    • Hylodesmum laxum ssp. laxum (as D. austro-japonense, D. bambusetorum, D. gardneri auct. non Benth., D. laxiflorum sensu Miq., D. laxum var. kiusianum, D. laxum ssp. laxum, D. podocarpum auct. non DC. non Hook. & Arn., D. podocarpum DC. var. gardneri sensu Bedd., D. podocarpum DC. var. laxum)
  • Hylodesmum leptopus (as D. gardneri Benth., D. laxum auct. non DC., D. laxum ssp. leptopus, D. leptopus, D. tashiroi)
  • Hylodesmum podocarpum (as D. podocarpum DC., D. podocarpum DC. var. indicum, D. podocarpum DC. var. japonicum)
    • Hylodesmum podocarpum ssp. oxyphyllum (as D. fallax var. mandshuricum, D. japonicum, D. mandshuricum, D. oxyphyllum DC., D. podocarpum DC. var. mandshuricum, D. podocarpum DC. ssp./var. oxyphyllum, D. podocarpum DC. var. polyphyllum, D. podocarpum DC. var. typicum, D. racemosum)
  • Lespedeza thunbergii (as D. formosum, D. thunbergii)
    • Lespedeza thunbergii var. thunbergii (as D. penduliflorum Oudem.)
  • Ohwia caudata (as D. caudatum)
  • Phyllodium pulchellum (as D. pulchellum)
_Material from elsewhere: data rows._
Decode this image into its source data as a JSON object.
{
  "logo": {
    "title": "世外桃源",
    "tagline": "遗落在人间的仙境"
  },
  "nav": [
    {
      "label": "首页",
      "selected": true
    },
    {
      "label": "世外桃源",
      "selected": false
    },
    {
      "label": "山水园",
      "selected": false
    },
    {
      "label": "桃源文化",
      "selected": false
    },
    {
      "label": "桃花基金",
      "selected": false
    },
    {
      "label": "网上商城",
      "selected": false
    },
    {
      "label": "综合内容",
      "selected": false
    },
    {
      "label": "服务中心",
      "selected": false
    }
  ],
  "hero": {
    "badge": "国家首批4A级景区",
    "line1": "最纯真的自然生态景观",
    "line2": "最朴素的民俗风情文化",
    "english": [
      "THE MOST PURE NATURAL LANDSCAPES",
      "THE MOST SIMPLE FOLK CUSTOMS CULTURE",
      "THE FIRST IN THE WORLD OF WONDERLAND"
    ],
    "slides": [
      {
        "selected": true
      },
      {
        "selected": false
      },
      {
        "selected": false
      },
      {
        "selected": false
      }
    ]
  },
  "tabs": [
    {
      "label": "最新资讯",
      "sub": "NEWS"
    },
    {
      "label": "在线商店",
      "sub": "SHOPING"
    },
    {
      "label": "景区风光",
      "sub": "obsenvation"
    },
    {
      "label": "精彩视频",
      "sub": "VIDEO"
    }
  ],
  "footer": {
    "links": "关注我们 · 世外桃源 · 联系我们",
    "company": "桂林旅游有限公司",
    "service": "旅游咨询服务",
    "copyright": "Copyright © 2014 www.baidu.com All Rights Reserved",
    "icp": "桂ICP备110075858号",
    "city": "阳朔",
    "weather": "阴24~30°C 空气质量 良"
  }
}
and many more

References[edit]

  • International Legume Database & Information Service (ILDIS) (2005): Genus Desmodium. Version 10.01, November 2005. Retrieved 2007-DEC-17.
  1. ^ a b c "The Plant Encyclopedia - Desmodium". The Plant Encyclopedia. Retrieved 17 January 2014. 
  2. ^ "5-MeO-DMT N-Oxide". Nexus Wiki. Retrieved 17 January 2014. [dead link]
  3. ^ Hepatoprotective and Antioxidant Activities of Desmodium Triquetrum DC (2011): [1]
  4. ^ a b c d ILDIS (2005)
  5. ^ See discussion at Desmodium incanum


External links[edit]